It’s hard to keep a straight face in situations like that.
Today’s agitated world creates situations ripe for effective apologies — from public officials and CEOs, to neighbors and family members — yet we too often find ourselves at a loss for how to give apologies earnestly or accept them graciously. Next time you need to apologize, turn to John Kador’s book and blog.
I had the good fortune of talking to John last summer and have heard him interviewed on this topic. He’ll show you how and why leaders who willingly and skillfully apologize make more money, enjoy longer careers and create stronger relationships than those who don’t.
Until you get your hands on the book, remember the Five Rs of an apology: recognition, responsibility, remorse, restitution and repetition.
Prompts for professionals
- John Kador says that some kinds of apologies make the situation even worse. If you’ve ever perpetrated a harmful apology, how can you turn the situation around? For example, let’s say your client left a trade request on voicemail — something your message reminds them not to do — and their trade wasn’t executed. Did you say something like “I’m sorry you didn’t follow the directions on my voicemail to call my assistant instead of leaving the request on my phone”? I bet that didn’t go over very well because it was a criticism wrapped in the language of apology. Perhaps something like this would be more effective: “I know you lost money because that trade wasn’t executed. I feel awful about it. If I had received your voicemail in time I would have called you back and perhaps been able to minimize your loss. While I can’t make you whole on this transaction, I can assure you that if you (take this action) in the future, we can get your trade executed on time.”
- Is there a chance you can break a stalemate with an apology? Something like “Ever since (the event) our relationship has been strained. Although there’s been a lot of water over the bridge since then, I want to acknowledge that if I had it to do over again I would have treated you better. I hope you’ll accept my apology for (ignoring your phone calls/blaming you/etc.). Although I can’t wipe away the past, I’d like to ask if you will give me another chance to work something out. If you do, I promise to (return your calls/refrain from blaming/etc.).”

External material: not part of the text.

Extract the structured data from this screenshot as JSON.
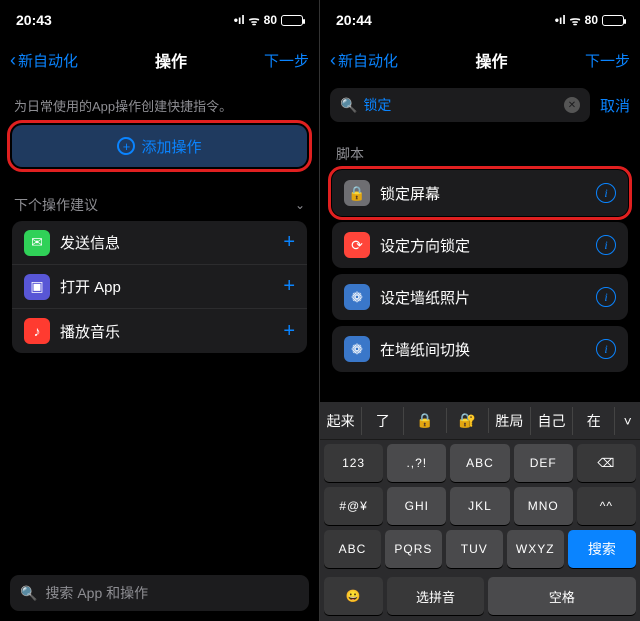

- Is there a situation where your company has taken a stand you disagree with and you’re caught between it and a customer? Is there a way you can apologize and accept some of the blame instead of throwing your company under the bus?